“Many states have already taken a number of actions to improve their GHG emissions profile. Once the ACE rule is finalized, we have three years to work with states to continue to make these reductions as they develop their implementation plans,” he added.

In their new study, the researchers zeroed in on the agency’s regulatory impact analysis for the rule, which laid out projections for emissions reductions. They point out that while EPA briefly acknowledged the potential for a rebound effect, its modeling did not estimate how large that effect could be.

“Since ACE doesn’t mandate a carbon emissions rate, it gives the electricity sector a free pass on emissions, we weren’t too surprised that this is the outcome. It’s pretty much a recipe for increasing carbon emissions in some regions going forward,” said Kathleen Fallon Lambert, senior adviser at Harvard’s Center for Climate, Health and the Global Environment (C-CHANGE) and a co-author of the paper.
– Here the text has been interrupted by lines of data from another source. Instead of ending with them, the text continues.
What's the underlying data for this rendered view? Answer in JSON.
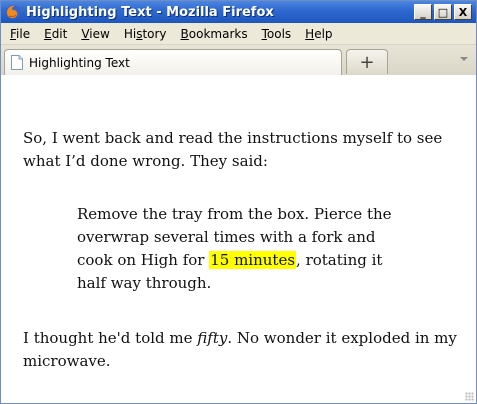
{
  "window": {
    "title": "Highlighting Text - Mozilla Firefox",
    "controls": {
      "minimize": "_",
      "maximize": "□",
      "close": "X"
    }
  },
  "menubar": {
    "items": [
      {
        "label": "File",
        "accel": "F",
        "rest": "ile"
      },
      {
        "label": "Edit",
        "accel": "E",
        "rest": "dit"
      },
      {
        "label": "View",
        "accel": "V",
        "rest": "iew"
      },
      {
        "label": "History",
        "pre": "Hi",
        "accel": "s",
        "rest": "tory"
      },
      {
        "label": "Bookmarks",
        "accel": "B",
        "rest": "ookmarks"
      },
      {
        "label": "Tools",
        "accel": "T",
        "rest": "ools"
      },
      {
        "label": "Help",
        "accel": "H",
        "rest": "elp"
      }
    ]
  },
  "tabs": {
    "active_label": "Highlighting Text",
    "new_tab_symbol": "+"
  },
  "content": {
    "para1": "So, I went back and read the instructions myself to see what I’d done wrong. They said:",
    "quote_before": "Remove the tray from the box. Pierce the overwrap several times with a fork and cook on High for ",
    "quote_highlight": "15 minutes",
    "quote_after": ", rotating it half way through.",
    "para2_before": "I thought he'd told me ",
    "para2_em": "fifty",
    "para2_after": ". No wonder it exploded in my microwave."
  },
  "colors": {
    "titlebar": "#2f6ad0",
    "highlight": "#ffff00",
    "chrome": "#ece9d8"
  }
}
For 14 states, increased generation from coal-fired power plants would be a big driver of emissions. California, Georgia, Massachusetts, Oregon and D.C. would see heightened emissions from increases in natural gas use.
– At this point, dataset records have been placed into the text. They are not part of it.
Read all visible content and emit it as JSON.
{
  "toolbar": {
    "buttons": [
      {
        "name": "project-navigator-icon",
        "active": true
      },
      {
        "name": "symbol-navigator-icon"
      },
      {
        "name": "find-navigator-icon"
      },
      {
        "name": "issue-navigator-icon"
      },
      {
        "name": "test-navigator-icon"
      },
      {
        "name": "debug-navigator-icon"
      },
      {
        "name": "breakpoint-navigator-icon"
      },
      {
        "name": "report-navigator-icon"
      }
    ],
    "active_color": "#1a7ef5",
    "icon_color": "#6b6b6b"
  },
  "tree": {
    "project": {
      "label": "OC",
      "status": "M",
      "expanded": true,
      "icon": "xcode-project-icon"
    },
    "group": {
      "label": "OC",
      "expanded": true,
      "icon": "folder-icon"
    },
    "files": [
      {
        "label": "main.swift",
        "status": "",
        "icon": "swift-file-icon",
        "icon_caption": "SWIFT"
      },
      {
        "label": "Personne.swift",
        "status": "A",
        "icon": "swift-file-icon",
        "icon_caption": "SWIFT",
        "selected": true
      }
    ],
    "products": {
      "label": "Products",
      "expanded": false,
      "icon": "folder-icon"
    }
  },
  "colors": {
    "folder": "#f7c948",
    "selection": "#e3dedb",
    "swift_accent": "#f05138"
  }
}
Lambert noted the study’s modeling assumes electricity demand will remain constant. But a separate preliminary report by the Rhodium Group recently found an increase in electricity demand last year, leading to a 1.9 percent increase in emissions from the power sector.

“We think these numbers are probably a bit overly optimistic,” Lambert said.

The researchers also found the plan could lead to increased emissions of sulfur dioxide and nitrogen oxides. Nineteen states would see increases in SO2 by 2030 under ACE, while 20 states and D.C. would see increases in NOx.

“These pollutants contribute to PM 2.5 [fine particles] and ozone, with health effects including increased risk of premature death, respiratory disease, heart attack and some neuro-cognitive diseases as well,” said Jonathan Buonocore, research associate at C-CHANGE and another co-author of the paper.

The researchers questioned how a proposal that would lead to increased emissions in 28 percent of power plants could represent a plan that meets the legal standards of the “best system of emissions reductions” under the Clean Air Act.

“This is a policy-driven decision to back away from the approach of the Clean Power Plan and use a source-based approach, with a perverse outcome. This rule seems inadequate for achieving its intended purposes,” Burtraw said.

He noted EPA could address the rebound effect by requiring power plants to at least maintain their current level of carbon emissions.

The researchers said the rule would make it even harder for specific states with emissions targets to meet their goals and for the United States to meet emissions reductions targets laid out in the Paris Agreement.

“A rule like ACE could lock us in an energy pathway that’s dependent on fossil fuels and slow the transition to renewable energy and energy efficiency,” Lambert said.

Reprinted from Climatewire with permission from E&E News. E&E provides daily coverage of essential energy and environmental news at www.eenews.net.